Hence the... environment... can be a factor... and one that does not seem obvious at the time....

If a device is safety critical, I would think you would want to make sure the battery never completely runs down anyway. I'm old school and still change my smoke detector batteries with the fall time change (beside my dog goes nuts when the low battery chirp starts). it's just as easy to change those few safety critical devices out at the same time with the smoke alarms rather than waiting for them to eventually die at the wrong time.
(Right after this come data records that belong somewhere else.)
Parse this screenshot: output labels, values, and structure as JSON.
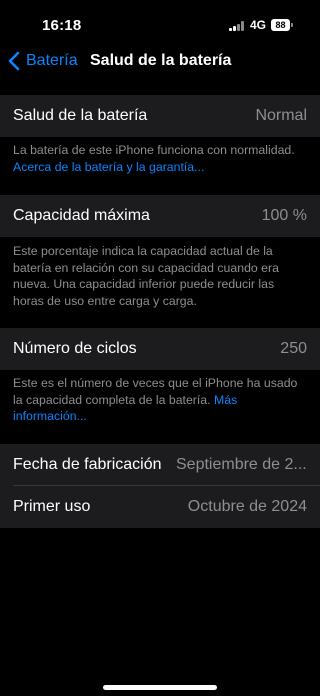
{
  "status": {
    "time": "16:18",
    "network": "4G",
    "battery": "88"
  },
  "nav": {
    "back_label": "Batería",
    "title": "Salud de la batería"
  },
  "health": {
    "label": "Salud de la batería",
    "value": "Normal",
    "description": "La batería de este iPhone funciona con normalidad.",
    "link": "Acerca de la batería y la garantía..."
  },
  "capacity": {
    "label": "Capacidad máxima",
    "value": "100 %",
    "description": "Este porcentaje indica la capacidad actual de la batería en relación con su capacidad cuando era nueva. Una capacidad inferior puede reducir las horas de uso entre carga y carga."
  },
  "cycles": {
    "label": "Número de ciclos",
    "value": "250",
    "description": "Este es el número de veces que el iPhone ha usado la capacidad completa de la batería.",
    "link": "Más información..."
  },
  "manufacture": {
    "label": "Fecha de fabricación",
    "value": "Septiembre de 2..."
  },
  "first_use": {
    "label": "Primer uso",
    "value": "Octubre de 2024"
  },
  "icons": {
    "back": "chevron-left-icon",
    "signal": "cellular-signal-icon",
    "battery": "battery-icon"
  },
  "colors": {
    "accent": "#0a84ff",
    "background": "#000000",
    "cell": "#1c1c1e",
    "secondary_text": "#8e8e93"
  }
}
For the non critical ones, yeah may as well let them run them selves out. I have a particular Zooz tilt sensor that is rather amusing. I installed it, within 24 hours went to 2%. after about 10 days was back at 36% for months. a couple weeks ago it was back at 100%, , it bottomed out at zero last week and now its back in that 35% range. That would be a perfect candidate for the Device Activity check app.


We bought the property that is our current home here in Maine in the summer of 2019, intending to visit it periodically with weeks to months between visits. So, around November of that year I installed a number of battery-operated z-wave temperature sensors in spots around two buildings. At the time, I was using a different automation controller. We ended up moving here as Covid hit and ultimately decided to just make that a permanent thing as it beats the heck out of living in the burbs of a big city (but that's another story). Anyway, re battery devices, here's what I've found:

  • Waiting to change out batteriesuntil they fail, if the sensor isn't critical and you live at the property, makes great sense. Otherwise, I'd change them out annually.
  • The longest-lasting, most reliable battery-operated temperature sensor for me has been the little Homeseer brand "triangle" sensor that also reports moisture/leaks. I don't think I've had any of four fail. The only downside is that they use 1/2 AA batteries that I can't find locally, so I order them on Amazon.
  • I have to replace the battery in the one outdoor sensor at least once per year, but it's subjected to a lot of abuse as it sits in the generator housing. I think I've captured temp readings of -4F to 140F with it. If I change the battery out around Thanksgiving it seems to be good for a full year.
  • I have one of these sensors under a kitchen sink and I don't ever recall changing the battery. The temperature there is fairly steady and it has never reported a leak. If so, that's going on 3 years with the same battery. Impressive!